Secrets of the Grill: Steak

A chef shares his favorite grilling technique for a juicy rib eye steak

Todd Coleman

I spend a lot of time cooking indoors in restaurant kitchens, but I relish any chance I get to be outside grilling over an open fire. The sun and fresh air, the aroma, the flames—it's a hard activity to beat. I like to cook my steak in a slightly unconventional way: After a sear over a super-hot fire, I move it away from the hottest coals and baste it in rendered dry-aged beef fat, which adds incomparable depth of flavor. I then finish with another last-minute sear for a beautifully charred crust.

Best Baste

Next time you're at the butcher, ask for leftover fat scraps trimmed from dry-aged beef, then render the fat and use it to baste a steak; it will enrich the meat's natural beefy flavor.

Salt and Smoke

I like to season the steak with a blend of coarse smoked sea salt and seaweed salt to enhance its smoky grilled flavor and add umami and crunch.

Souped-Up Sauce

Instead of sticky-sweet bottled steak sauces, I prefer my own concoction. Packed full of garlic, hot and sweet peppers, fish sauce, and herbs, it adds punch to the flavor of the charred meat. This will be the signature sauce at Quality Italian in New York City, which is set to open later this year.

Clean Heat

The ultimate crust requires a fast kiss of heat over immaculate blazing coals.

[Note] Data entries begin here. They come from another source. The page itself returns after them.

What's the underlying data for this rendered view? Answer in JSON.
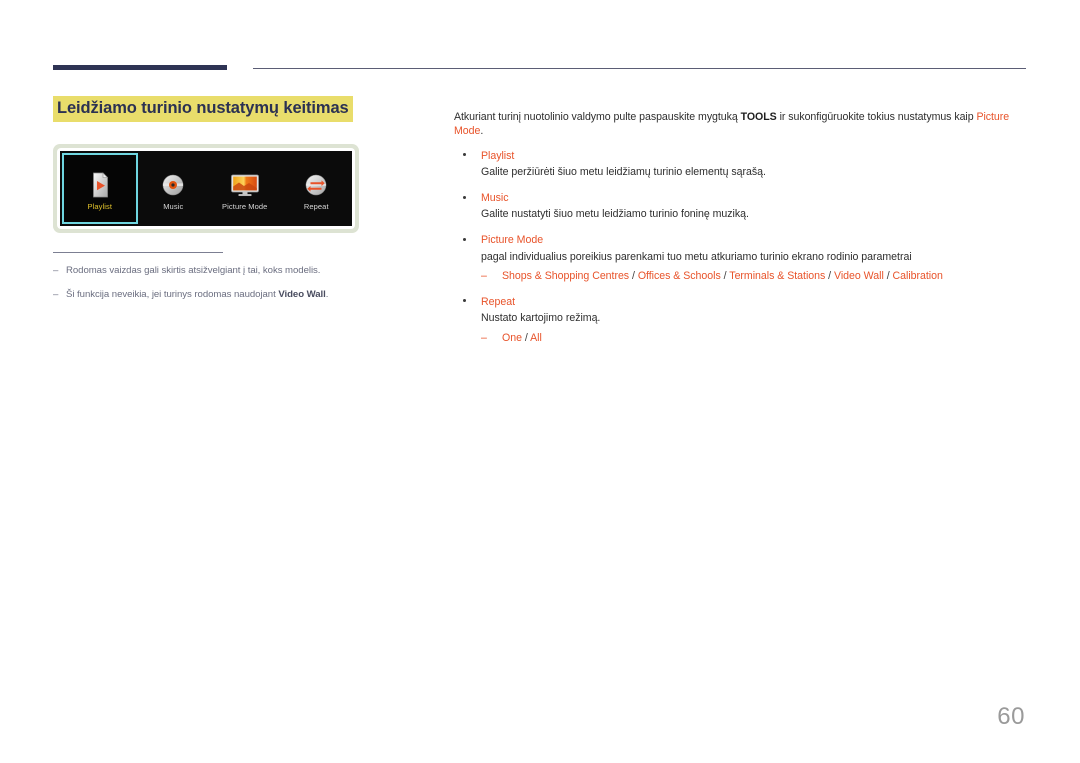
{
  "header": {
    "bar_label": "section-accent-bar",
    "rule_label": "header-rule"
  },
  "page_title": "Leidžiamo turinio nustatymų keitimas",
  "osd_menu": {
    "items": [
      {
        "label": "Playlist",
        "icon": "playlist-file-play-icon",
        "selected": true
      },
      {
        "label": "Music",
        "icon": "music-disc-icon",
        "selected": false
      },
      {
        "label": "Picture Mode",
        "icon": "picture-mode-monitor-icon",
        "selected": false
      },
      {
        "label": "Repeat",
        "icon": "repeat-arrows-icon",
        "selected": false
      }
    ],
    "selected_border_color": "#6fd6e0",
    "selected_label_color": "#e2c32c",
    "frame_color": "#dde3d3",
    "panel_color": "#0b0b0b"
  },
  "notes": [
    {
      "dash": "‒",
      "text": "Rodomas vaizdas gali skirtis atsižvelgiant į tai, koks modelis.",
      "bold": ""
    },
    {
      "dash": "‒",
      "text_before": "Ši funkcija neveikia, jei turinys rodomas naudojant ",
      "bold": "Video Wall",
      "text_after": "."
    }
  ],
  "intro": {
    "part1": "Atkuriant turinį nuotolinio valdymo pulte paspauskite mygtuką ",
    "key": "TOOLS",
    "part2": " ir sukonfigūruokite tokius nustatymus kaip ",
    "accent": "Picture Mode",
    "part3": "."
  },
  "bullets": [
    {
      "head": "Playlist",
      "desc": "Galite peržiūrėti šiuo metu leidžiamų turinio elementų sąrašą.",
      "sub": null
    },
    {
      "head": "Music",
      "desc": "Galite nustatyti šiuo metu leidžiamo turinio foninę muziką.",
      "sub": null
    },
    {
      "head": "Picture Mode",
      "desc": "pagal individualius poreikius parenkami tuo metu atkuriamo turinio ekrano rodinio parametrai",
      "sub": {
        "dash": "‒",
        "options": [
          "Shops & Shopping Centres",
          "Offices & Schools",
          "Terminals & Stations",
          "Video Wall",
          "Calibration"
        ],
        "separator": " / "
      }
    },
    {
      "head": "Repeat",
      "desc": "Nustato kartojimo režimą.",
      "sub": {
        "dash": "‒",
        "options": [
          "One",
          "All"
        ],
        "separator": " / "
      }
    }
  ],
  "page_number": "60",
  "colors": {
    "accent_orange": "#e8532a",
    "navy": "#2e3354",
    "highlight_yellow": "#e9dd6b",
    "page_number_gray": "#9a9a9a"
  }
}
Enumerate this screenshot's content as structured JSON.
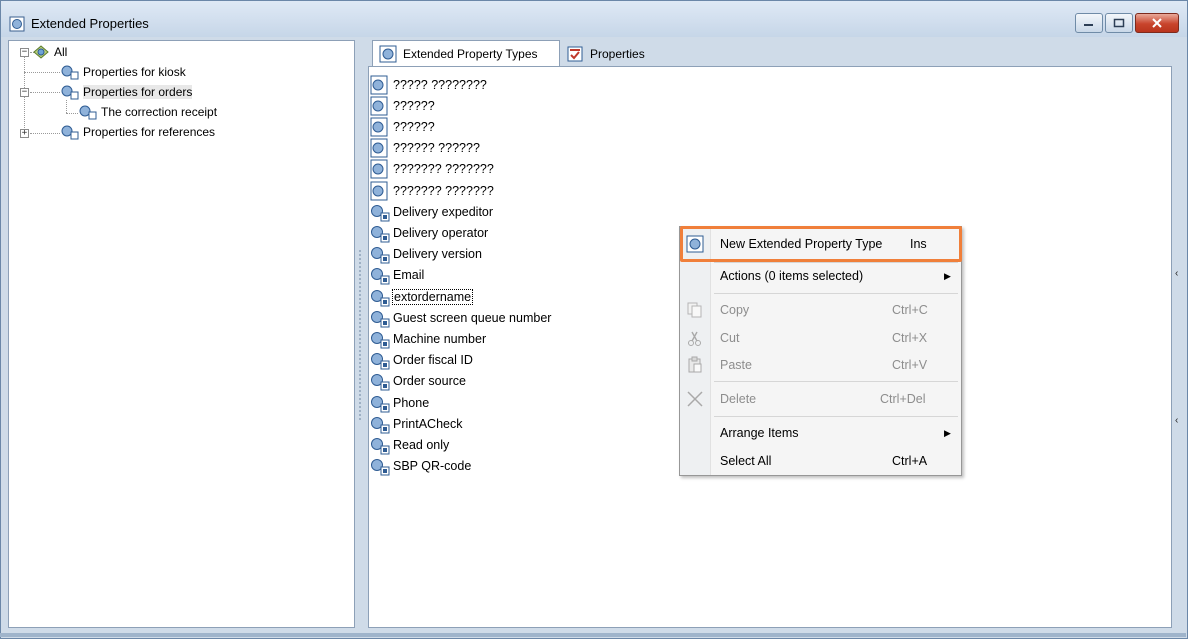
{
  "window": {
    "title": "Extended Properties"
  },
  "tree": {
    "root": "All",
    "items": [
      {
        "label": "Properties for kiosk"
      },
      {
        "label": "Properties for orders"
      },
      {
        "label": "The correction receipt"
      },
      {
        "label": "Properties for references"
      }
    ]
  },
  "tabs": [
    {
      "label": "Extended Property Types",
      "active": true
    },
    {
      "label": "Properties",
      "active": false
    }
  ],
  "list": {
    "items": [
      "????? ????????",
      "??????",
      "??????",
      "?????? ??????",
      "??????? ???????",
      "??????? ???????",
      "Delivery expeditor",
      "Delivery operator",
      "Delivery version",
      "Email",
      "extordername",
      "Guest screen queue number",
      "Machine number",
      "Order fiscal ID",
      "Order source",
      "Phone",
      "PrintACheck",
      "Read only",
      "SBP QR-code"
    ]
  },
  "context_menu": {
    "new_type": {
      "label": "New Extended Property Type",
      "shortcut": "Ins"
    },
    "actions": {
      "label": "Actions (0 items selected)"
    },
    "copy": {
      "label": "Copy",
      "shortcut": "Ctrl+C"
    },
    "cut": {
      "label": "Cut",
      "shortcut": "Ctrl+X"
    },
    "paste": {
      "label": "Paste",
      "shortcut": "Ctrl+V"
    },
    "delete": {
      "label": "Delete",
      "shortcut": "Ctrl+Del"
    },
    "arrange": {
      "label": "Arrange Items"
    },
    "select_all": {
      "label": "Select All",
      "shortcut": "Ctrl+A"
    }
  },
  "colors": {
    "highlight": "#f07f3a",
    "frame": "#cfdbe8"
  }
}
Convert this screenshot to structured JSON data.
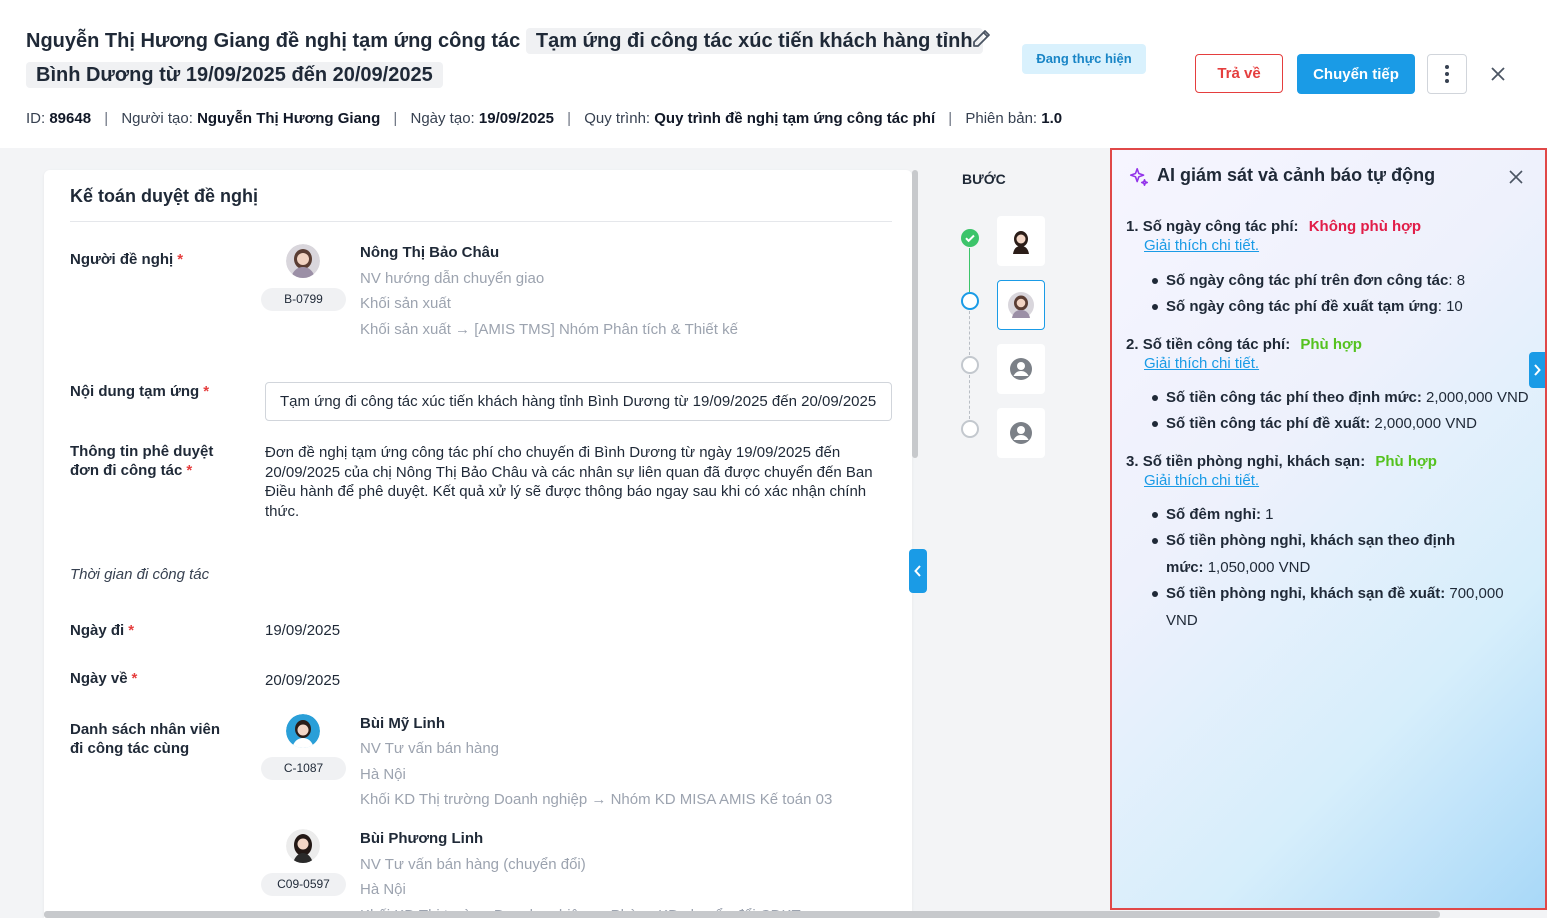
{
  "header": {
    "title_prefix": "Nguyễn Thị Hương Giang đề nghị tạm ứng công tác",
    "title_highlight": "Tạm ứng đi công tác xúc tiến khách hàng tỉnh Bình Dương từ 19/09/2025 đến 20/09/2025",
    "status": "Đang thực hiện",
    "return_label": "Trả về",
    "forward_label": "Chuyển tiếp",
    "meta": {
      "id_label": "ID:",
      "id": "89648",
      "creator_label": "Người tạo:",
      "creator": "Nguyễn Thị Hương Giang",
      "created_label": "Ngày tạo:",
      "created": "19/09/2025",
      "process_label": "Quy trình:",
      "process": "Quy trình đề nghị tạm ứng công tác phí",
      "version_label": "Phiên bản:",
      "version": "1.0",
      "separator": "|"
    }
  },
  "form": {
    "title": "Kế toán duyệt đề nghị",
    "requester_label": "Người đề nghị",
    "required_mark": "*",
    "requester": {
      "code": "B-0799",
      "name": "Nông Thị Bảo Châu",
      "position": "NV hướng dẫn chuyển giao",
      "unit": "Khối sản xuất",
      "path": "Khối sản xuất → [AMIS TMS] Nhóm Phân tích & Thiết kế"
    },
    "content_label": "Nội dung tạm ứng",
    "content_value": "Tạm ứng đi công tác xúc tiến khách hàng tỉnh Bình Dương từ 19/09/2025 đến 20/09/2025",
    "approval_label_1": "Thông tin phê duyệt",
    "approval_label_2": "đơn đi công tác",
    "approval_text": "Đơn đề nghị tạm ứng công tác phí cho chuyến đi Bình Dương từ ngày 19/09/2025 đến 20/09/2025 của chị Nông Thị Bảo Châu và các nhân sự liên quan đã được chuyển đến Ban Điều hành để phê duyệt. Kết quả xử lý sẽ được thông báo ngay sau khi có xác nhận chính thức.",
    "time_section": "Thời gian đi công tác",
    "depart_label": "Ngày đi",
    "depart": "19/09/2025",
    "return_label": "Ngày về",
    "return": "20/09/2025",
    "staff_label_1": "Danh sách nhân viên",
    "staff_label_2": "đi công tác cùng",
    "staff": [
      {
        "code": "C-1087",
        "name": "Bùi Mỹ Linh",
        "position": "NV Tư vấn bán hàng",
        "unit": "Hà Nội",
        "path": "Khối KD Thị trường Doanh nghiệp → Nhóm KD MISA AMIS Kế toán 03"
      },
      {
        "code": "C09-0597",
        "name": "Bùi Phương Linh",
        "position": "NV Tư vấn bán hàng (chuyển đổi)",
        "unit": "Hà Nội",
        "path": "Khối KD Thị trường Doanh nghiệp → Phòng KD chuyển đổi CĐKT"
      }
    ]
  },
  "steps": {
    "title": "BƯỚC"
  },
  "ai": {
    "title": "AI giám sát và cảnh báo tự động",
    "link_label": "Giải thích chi tiết.",
    "items": [
      {
        "number": "1.",
        "label": "Số ngày công tác phí:",
        "result": "Không phù hợp",
        "bullets": [
          {
            "label": "Số ngày công tác phí trên đơn công tác",
            "value": ": 8"
          },
          {
            "label": "Số ngày công tác phí đề xuất tạm ứng",
            "value": ": 10"
          }
        ]
      },
      {
        "number": "2.",
        "label": "Số tiền công tác phí:",
        "result": "Phù hợp",
        "bullets": [
          {
            "label": "Số tiền công tác phí theo định mức:",
            "value": " 2,000,000 VND"
          },
          {
            "label": "Số tiền công tác phí đề xuất:",
            "value": " 2,000,000 VND"
          }
        ]
      },
      {
        "number": "3.",
        "label": "Số tiền phòng nghỉ, khách sạn:",
        "result": "Phù hợp",
        "bullets": [
          {
            "label": "Số đêm nghỉ:",
            "value": " 1"
          },
          {
            "label": "Số tiền phòng nghỉ, khách sạn theo định mức:",
            "value": " 1,050,000 VND"
          },
          {
            "label": "Số tiền phòng nghỉ, khách sạn đề xuất:",
            "value": " 700,000 VND"
          }
        ]
      }
    ]
  },
  "colors": {
    "primary": "#1a9be6",
    "danger": "#e11d48",
    "success": "#54c21e",
    "highlight_border": "#e04848"
  }
}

Binchotan, a traditional Japanese charcoal that burns hot and clean, is my go-to.

Craig Koketsu is the chef-partner of New York City's Quality Meats.